BEGIN

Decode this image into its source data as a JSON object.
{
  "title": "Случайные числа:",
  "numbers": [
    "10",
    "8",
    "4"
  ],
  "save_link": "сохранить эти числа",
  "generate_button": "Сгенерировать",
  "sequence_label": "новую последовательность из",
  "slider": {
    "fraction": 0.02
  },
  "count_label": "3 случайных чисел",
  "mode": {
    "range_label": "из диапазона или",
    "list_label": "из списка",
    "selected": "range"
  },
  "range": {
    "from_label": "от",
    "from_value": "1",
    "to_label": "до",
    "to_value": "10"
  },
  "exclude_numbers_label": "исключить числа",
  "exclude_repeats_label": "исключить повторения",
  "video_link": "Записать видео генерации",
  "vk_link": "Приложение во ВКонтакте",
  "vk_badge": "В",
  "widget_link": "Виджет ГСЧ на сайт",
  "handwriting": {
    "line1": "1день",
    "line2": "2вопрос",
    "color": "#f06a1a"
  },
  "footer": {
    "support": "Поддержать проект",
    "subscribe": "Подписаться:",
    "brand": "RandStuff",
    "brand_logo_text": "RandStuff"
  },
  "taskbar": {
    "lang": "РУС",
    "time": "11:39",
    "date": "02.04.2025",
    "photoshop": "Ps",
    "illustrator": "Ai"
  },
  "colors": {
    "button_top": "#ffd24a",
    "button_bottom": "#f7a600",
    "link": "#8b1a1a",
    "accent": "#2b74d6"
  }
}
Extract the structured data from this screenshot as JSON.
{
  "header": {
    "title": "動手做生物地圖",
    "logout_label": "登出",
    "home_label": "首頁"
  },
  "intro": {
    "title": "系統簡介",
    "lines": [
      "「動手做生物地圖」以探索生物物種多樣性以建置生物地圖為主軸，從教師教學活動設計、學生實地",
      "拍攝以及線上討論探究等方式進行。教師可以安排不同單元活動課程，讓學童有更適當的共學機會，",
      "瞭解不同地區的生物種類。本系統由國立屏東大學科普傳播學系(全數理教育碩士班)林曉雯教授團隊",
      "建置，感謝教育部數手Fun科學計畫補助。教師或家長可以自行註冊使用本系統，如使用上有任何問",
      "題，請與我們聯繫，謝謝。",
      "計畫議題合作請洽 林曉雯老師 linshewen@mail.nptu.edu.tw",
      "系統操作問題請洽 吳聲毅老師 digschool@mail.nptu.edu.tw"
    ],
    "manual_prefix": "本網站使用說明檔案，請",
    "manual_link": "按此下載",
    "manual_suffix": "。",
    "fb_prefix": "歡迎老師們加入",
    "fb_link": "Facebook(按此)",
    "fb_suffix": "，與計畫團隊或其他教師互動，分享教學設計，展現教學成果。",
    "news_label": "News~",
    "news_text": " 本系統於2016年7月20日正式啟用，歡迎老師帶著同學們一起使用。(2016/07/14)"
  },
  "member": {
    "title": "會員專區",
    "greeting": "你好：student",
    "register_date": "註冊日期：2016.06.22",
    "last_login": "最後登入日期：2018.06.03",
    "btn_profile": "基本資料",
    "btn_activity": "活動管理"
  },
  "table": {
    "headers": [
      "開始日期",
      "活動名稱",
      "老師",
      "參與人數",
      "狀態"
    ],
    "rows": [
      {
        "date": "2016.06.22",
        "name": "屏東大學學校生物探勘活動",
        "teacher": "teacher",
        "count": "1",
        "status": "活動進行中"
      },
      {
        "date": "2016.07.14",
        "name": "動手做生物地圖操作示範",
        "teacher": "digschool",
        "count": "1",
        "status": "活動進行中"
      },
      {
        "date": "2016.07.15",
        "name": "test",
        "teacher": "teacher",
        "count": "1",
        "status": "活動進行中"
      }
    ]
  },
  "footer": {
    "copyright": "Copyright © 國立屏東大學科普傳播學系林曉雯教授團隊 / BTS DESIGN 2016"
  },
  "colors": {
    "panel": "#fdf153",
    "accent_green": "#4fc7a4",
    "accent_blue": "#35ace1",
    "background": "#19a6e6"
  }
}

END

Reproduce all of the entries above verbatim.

Decode this image into its source data as a JSON object.
{
  "title": "Случайные числа:",
  "numbers": [
    "10",
    "8",
    "4"
  ],
  "save_link": "сохранить эти числа",
  "generate_button": "Сгенерировать",
  "sequence_label": "новую последовательность из",
  "slider": {
    "fraction": 0.02
  },
  "count_label": "3 случайных чисел",
  "mode": {
    "range_label": "из диапазона или",
    "list_label": "из списка",
    "selected": "range"
  },
  "range": {
    "from_label": "от",
    "from_value": "1",
    "to_label": "до",
    "to_value": "10"
  },
  "exclude_numbers_label": "исключить числа",
  "exclude_repeats_label": "исключить повторения",
  "video_link": "Записать видео генерации",
  "vk_link": "Приложение во ВКонтакте",
  "vk_badge": "В",
  "widget_link": "Виджет ГСЧ на сайт",
  "handwriting": {
    "line1": "1день",
    "line2": "2вопрос",
    "color": "#f06a1a"
  },
  "footer": {
    "support": "Поддержать проект",
    "subscribe": "Подписаться:",
    "brand": "RandStuff",
    "brand_logo_text": "RandStuff"
  },
  "taskbar": {
    "lang": "РУС",
    "time": "11:39",
    "date": "02.04.2025",
    "photoshop": "Ps",
    "illustrator": "Ai"
  },
  "colors": {
    "button_top": "#ffd24a",
    "button_bottom": "#f7a600",
    "link": "#8b1a1a",
    "accent": "#2b74d6"
  }
}
Extract the structured data from this screenshot as JSON.
{
  "header": {
    "title": "動手做生物地圖",
    "logout_label": "登出",
    "home_label": "首頁"
  },
  "intro": {
    "title": "系統簡介",
    "lines": [
      "「動手做生物地圖」以探索生物物種多樣性以建置生物地圖為主軸，從教師教學活動設計、學生實地",
      "拍攝以及線上討論探究等方式進行。教師可以安排不同單元活動課程，讓學童有更適當的共學機會，",
      "瞭解不同地區的生物種類。本系統由國立屏東大學科普傳播學系(全數理教育碩士班)林曉雯教授團隊",
      "建置，感謝教育部數手Fun科學計畫補助。教師或家長可以自行註冊使用本系統，如使用上有任何問",
      "題，請與我們聯繫，謝謝。",
      "計畫議題合作請洽 林曉雯老師 linshewen@mail.nptu.edu.tw",
      "系統操作問題請洽 吳聲毅老師 digschool@mail.nptu.edu.tw"
    ],
    "manual_prefix": "本網站使用說明檔案，請",
    "manual_link": "按此下載",
    "manual_suffix": "。",
    "fb_prefix": "歡迎老師們加入",
    "fb_link": "Facebook(按此)",
    "fb_suffix": "，與計畫團隊或其他教師互動，分享教學設計，展現教學成果。",
    "news_label": "News~",
    "news_text": " 本系統於2016年7月20日正式啟用，歡迎老師帶著同學們一起使用。(2016/07/14)"
  },
  "member": {
    "title": "會員專區",
    "greeting": "你好：student",
    "register_date": "註冊日期：2016.06.22",
    "last_login": "最後登入日期：2018.06.03",
    "btn_profile": "基本資料",
    "btn_activity": "活動管理"
  },
  "table": {
    "headers": [
      "開始日期",
      "活動名稱",
      "老師",
      "參與人數",
      "狀態"
    ],
    "rows": [
      {
        "date": "2016.06.22",
        "name": "屏東大學學校生物探勘活動",
        "teacher": "teacher",
        "count": "1",
        "status": "活動進行中"
      },
      {
        "date": "2016.07.14",
        "name": "動手做生物地圖操作示範",
        "teacher": "digschool",
        "count": "1",
        "status": "活動進行中"
      },
      {
        "date": "2016.07.15",
        "name": "test",
        "teacher": "teacher",
        "count": "1",
        "status": "活動進行中"
      }
    ]
  },
  "footer": {
    "copyright": "Copyright © 國立屏東大學科普傳播學系林曉雯教授團隊 / BTS DESIGN 2016"
  },
  "colors": {
    "panel": "#fdf153",
    "accent_green": "#4fc7a4",
    "accent_blue": "#35ace1",
    "background": "#19a6e6"
  }
}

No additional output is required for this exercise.